(Your assignment): Please give the entries again in full and exactly, without any picture.

(Records supplied):

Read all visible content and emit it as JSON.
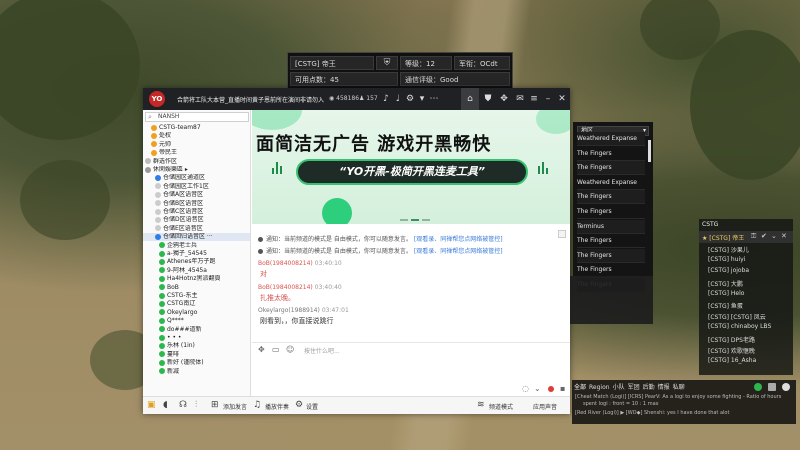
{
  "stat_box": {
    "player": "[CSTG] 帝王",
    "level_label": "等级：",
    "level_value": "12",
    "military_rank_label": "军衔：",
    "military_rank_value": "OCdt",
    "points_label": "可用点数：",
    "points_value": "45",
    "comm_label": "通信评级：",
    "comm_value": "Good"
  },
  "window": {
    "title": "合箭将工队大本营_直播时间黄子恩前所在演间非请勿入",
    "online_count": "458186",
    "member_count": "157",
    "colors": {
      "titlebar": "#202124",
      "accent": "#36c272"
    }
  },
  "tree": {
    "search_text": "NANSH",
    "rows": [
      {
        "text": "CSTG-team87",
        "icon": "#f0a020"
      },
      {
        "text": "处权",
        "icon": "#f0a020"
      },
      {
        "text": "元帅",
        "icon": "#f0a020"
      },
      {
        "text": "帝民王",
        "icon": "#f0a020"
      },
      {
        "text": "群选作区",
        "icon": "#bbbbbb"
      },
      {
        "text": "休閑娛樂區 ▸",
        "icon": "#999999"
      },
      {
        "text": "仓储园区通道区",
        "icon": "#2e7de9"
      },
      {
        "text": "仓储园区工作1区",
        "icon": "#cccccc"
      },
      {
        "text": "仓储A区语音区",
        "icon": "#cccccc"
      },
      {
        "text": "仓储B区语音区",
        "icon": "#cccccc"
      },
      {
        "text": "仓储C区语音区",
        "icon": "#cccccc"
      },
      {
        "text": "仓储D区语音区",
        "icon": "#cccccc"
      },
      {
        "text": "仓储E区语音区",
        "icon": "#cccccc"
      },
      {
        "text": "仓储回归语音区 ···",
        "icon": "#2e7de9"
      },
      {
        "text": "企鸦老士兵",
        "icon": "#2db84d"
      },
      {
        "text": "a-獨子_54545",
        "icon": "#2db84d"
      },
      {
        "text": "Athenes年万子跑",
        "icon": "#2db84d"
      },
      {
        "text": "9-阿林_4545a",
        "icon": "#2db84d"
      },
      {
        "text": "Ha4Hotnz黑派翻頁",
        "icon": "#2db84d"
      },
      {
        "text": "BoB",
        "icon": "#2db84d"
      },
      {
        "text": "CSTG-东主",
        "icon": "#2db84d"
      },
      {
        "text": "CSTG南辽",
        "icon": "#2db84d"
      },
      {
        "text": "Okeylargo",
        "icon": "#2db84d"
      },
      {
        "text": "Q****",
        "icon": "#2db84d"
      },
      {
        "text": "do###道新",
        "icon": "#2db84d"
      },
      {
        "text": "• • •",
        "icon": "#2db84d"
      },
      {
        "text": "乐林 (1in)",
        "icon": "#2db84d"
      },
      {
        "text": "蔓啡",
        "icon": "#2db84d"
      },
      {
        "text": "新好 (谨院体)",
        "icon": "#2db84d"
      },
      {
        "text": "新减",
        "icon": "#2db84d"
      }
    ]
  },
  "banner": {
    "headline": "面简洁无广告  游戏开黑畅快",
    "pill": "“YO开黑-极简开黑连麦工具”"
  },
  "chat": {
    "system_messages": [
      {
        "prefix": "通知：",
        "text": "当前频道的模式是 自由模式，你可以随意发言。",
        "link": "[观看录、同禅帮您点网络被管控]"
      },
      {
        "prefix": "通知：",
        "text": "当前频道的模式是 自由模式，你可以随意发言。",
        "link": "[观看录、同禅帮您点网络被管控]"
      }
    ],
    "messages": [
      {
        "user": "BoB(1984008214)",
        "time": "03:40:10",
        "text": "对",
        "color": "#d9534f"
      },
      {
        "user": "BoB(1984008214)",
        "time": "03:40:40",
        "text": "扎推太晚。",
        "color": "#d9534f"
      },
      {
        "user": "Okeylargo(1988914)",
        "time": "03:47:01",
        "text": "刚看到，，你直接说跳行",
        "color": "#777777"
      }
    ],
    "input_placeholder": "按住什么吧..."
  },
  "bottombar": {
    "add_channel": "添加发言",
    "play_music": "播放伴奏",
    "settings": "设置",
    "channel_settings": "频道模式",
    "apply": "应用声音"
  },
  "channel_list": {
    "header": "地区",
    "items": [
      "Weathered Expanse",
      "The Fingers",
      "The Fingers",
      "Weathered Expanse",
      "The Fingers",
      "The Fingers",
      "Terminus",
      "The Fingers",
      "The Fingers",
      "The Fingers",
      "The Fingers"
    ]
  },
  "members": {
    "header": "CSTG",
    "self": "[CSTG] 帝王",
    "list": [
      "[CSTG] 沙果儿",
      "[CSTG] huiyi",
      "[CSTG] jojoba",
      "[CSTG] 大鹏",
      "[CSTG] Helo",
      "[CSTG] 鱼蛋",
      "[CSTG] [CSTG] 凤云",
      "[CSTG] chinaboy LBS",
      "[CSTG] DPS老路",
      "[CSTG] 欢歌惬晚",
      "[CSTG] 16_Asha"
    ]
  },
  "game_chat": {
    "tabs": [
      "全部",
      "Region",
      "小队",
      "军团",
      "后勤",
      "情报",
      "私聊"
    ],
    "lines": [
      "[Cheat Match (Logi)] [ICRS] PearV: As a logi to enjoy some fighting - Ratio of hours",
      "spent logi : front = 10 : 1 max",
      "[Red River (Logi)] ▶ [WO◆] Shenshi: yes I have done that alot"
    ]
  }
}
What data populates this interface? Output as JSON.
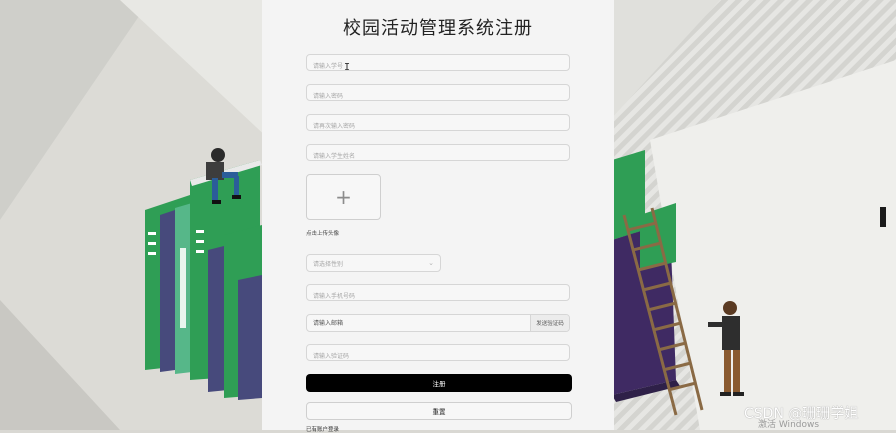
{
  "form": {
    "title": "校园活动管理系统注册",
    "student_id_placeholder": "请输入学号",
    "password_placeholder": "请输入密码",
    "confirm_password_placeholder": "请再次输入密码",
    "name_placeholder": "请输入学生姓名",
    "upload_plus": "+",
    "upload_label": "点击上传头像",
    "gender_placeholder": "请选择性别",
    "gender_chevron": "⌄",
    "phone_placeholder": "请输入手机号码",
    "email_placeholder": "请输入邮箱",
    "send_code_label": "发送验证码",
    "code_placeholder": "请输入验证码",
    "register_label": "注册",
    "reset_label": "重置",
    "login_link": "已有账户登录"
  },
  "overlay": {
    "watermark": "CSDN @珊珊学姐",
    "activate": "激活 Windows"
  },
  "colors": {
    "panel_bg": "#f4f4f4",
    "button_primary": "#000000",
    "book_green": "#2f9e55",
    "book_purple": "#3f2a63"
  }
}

(Solution below):
Read all visible content and emit it as JSON.
{
  "stat_box": {
    "player": "[CSTG] 帝王",
    "level_label": "等级：",
    "level_value": "12",
    "military_rank_label": "军衔：",
    "military_rank_value": "OCdt",
    "points_label": "可用点数：",
    "points_value": "45",
    "comm_label": "通信评级：",
    "comm_value": "Good"
  },
  "window": {
    "title": "合箭将工队大本营_直播时间黄子恩前所在演间非请勿入",
    "online_count": "458186",
    "member_count": "157",
    "colors": {
      "titlebar": "#202124",
      "accent": "#36c272"
    }
  },
  "tree": {
    "search_text": "NANSH",
    "rows": [
      {
        "text": "CSTG-team87",
        "icon": "#f0a020"
      },
      {
        "text": "处权",
        "icon": "#f0a020"
      },
      {
        "text": "元帅",
        "icon": "#f0a020"
      },
      {
        "text": "帝民王",
        "icon": "#f0a020"
      },
      {
        "text": "群选作区",
        "icon": "#bbbbbb"
      },
      {
        "text": "休閑娛樂區 ▸",
        "icon": "#999999"
      },
      {
        "text": "仓储园区通道区",
        "icon": "#2e7de9"
      },
      {
        "text": "仓储园区工作1区",
        "icon": "#cccccc"
      },
      {
        "text": "仓储A区语音区",
        "icon": "#cccccc"
      },
      {
        "text": "仓储B区语音区",
        "icon": "#cccccc"
      },
      {
        "text": "仓储C区语音区",
        "icon": "#cccccc"
      },
      {
        "text": "仓储D区语音区",
        "icon": "#cccccc"
      },
      {
        "text": "仓储E区语音区",
        "icon": "#cccccc"
      },
      {
        "text": "仓储回归语音区 ···",
        "icon": "#2e7de9"
      },
      {
        "text": "企鸦老士兵",
        "icon": "#2db84d"
      },
      {
        "text": "a-獨子_54545",
        "icon": "#2db84d"
      },
      {
        "text": "Athenes年万子跑",
        "icon": "#2db84d"
      },
      {
        "text": "9-阿林_4545a",
        "icon": "#2db84d"
      },
      {
        "text": "Ha4Hotnz黑派翻頁",
        "icon": "#2db84d"
      },
      {
        "text": "BoB",
        "icon": "#2db84d"
      },
      {
        "text": "CSTG-东主",
        "icon": "#2db84d"
      },
      {
        "text": "CSTG南辽",
        "icon": "#2db84d"
      },
      {
        "text": "Okeylargo",
        "icon": "#2db84d"
      },
      {
        "text": "Q****",
        "icon": "#2db84d"
      },
      {
        "text": "do###道新",
        "icon": "#2db84d"
      },
      {
        "text": "• • •",
        "icon": "#2db84d"
      },
      {
        "text": "乐林 (1in)",
        "icon": "#2db84d"
      },
      {
        "text": "蔓啡",
        "icon": "#2db84d"
      },
      {
        "text": "新好 (谨院体)",
        "icon": "#2db84d"
      },
      {
        "text": "新减",
        "icon": "#2db84d"
      }
    ]
  },
  "banner": {
    "headline": "面简洁无广告  游戏开黑畅快",
    "pill": "“YO开黑-极简开黑连麦工具”"
  },
  "chat": {
    "system_messages": [
      {
        "prefix": "通知：",
        "text": "当前频道的模式是 自由模式，你可以随意发言。",
        "link": "[观看录、同禅帮您点网络被管控]"
      },
      {
        "prefix": "通知：",
        "text": "当前频道的模式是 自由模式，你可以随意发言。",
        "link": "[观看录、同禅帮您点网络被管控]"
      }
    ],
    "messages": [
      {
        "user": "BoB(1984008214)",
        "time": "03:40:10",
        "text": "对",
        "color": "#d9534f"
      },
      {
        "user": "BoB(1984008214)",
        "time": "03:40:40",
        "text": "扎推太晚。",
        "color": "#d9534f"
      },
      {
        "user": "Okeylargo(1988914)",
        "time": "03:47:01",
        "text": "刚看到，，你直接说跳行",
        "color": "#777777"
      }
    ],
    "input_placeholder": "按住什么吧..."
  },
  "bottombar": {
    "add_channel": "添加发言",
    "play_music": "播放伴奏",
    "settings": "设置",
    "channel_settings": "频道模式",
    "apply": "应用声音"
  },
  "channel_list": {
    "header": "地区",
    "items": [
      "Weathered Expanse",
      "The Fingers",
      "The Fingers",
      "Weathered Expanse",
      "The Fingers",
      "The Fingers",
      "Terminus",
      "The Fingers",
      "The Fingers",
      "The Fingers",
      "The Fingers"
    ]
  },
  "members": {
    "header": "CSTG",
    "self": "[CSTG] 帝王",
    "list": [
      "[CSTG] 沙果儿",
      "[CSTG] huiyi",
      "[CSTG] jojoba",
      "[CSTG] 大鹏",
      "[CSTG] Helo",
      "[CSTG] 鱼蛋",
      "[CSTG] [CSTG] 凤云",
      "[CSTG] chinaboy LBS",
      "[CSTG] DPS老路",
      "[CSTG] 欢歌惬晚",
      "[CSTG] 16_Asha"
    ]
  },
  "game_chat": {
    "tabs": [
      "全部",
      "Region",
      "小队",
      "军团",
      "后勤",
      "情报",
      "私聊"
    ],
    "lines": [
      "[Cheat Match (Logi)] [ICRS] PearV: As a logi to enjoy some fighting - Ratio of hours",
      "spent logi : front = 10 : 1 max",
      "[Red River (Logi)] ▶ [WO◆] Shenshi: yes I have done that alot"
    ]
  }
}
What data populates this interface? Output as JSON.
{
  "form": {
    "title": "校园活动管理系统注册",
    "student_id_placeholder": "请输入学号",
    "password_placeholder": "请输入密码",
    "confirm_password_placeholder": "请再次输入密码",
    "name_placeholder": "请输入学生姓名",
    "upload_plus": "+",
    "upload_label": "点击上传头像",
    "gender_placeholder": "请选择性别",
    "gender_chevron": "⌄",
    "phone_placeholder": "请输入手机号码",
    "email_placeholder": "请输入邮箱",
    "send_code_label": "发送验证码",
    "code_placeholder": "请输入验证码",
    "register_label": "注册",
    "reset_label": "重置",
    "login_link": "已有账户登录"
  },
  "overlay": {
    "watermark": "CSDN @珊珊学姐",
    "activate": "激活 Windows"
  },
  "colors": {
    "panel_bg": "#f4f4f4",
    "button_primary": "#000000",
    "book_green": "#2f9e55",
    "book_purple": "#3f2a63"
  }
}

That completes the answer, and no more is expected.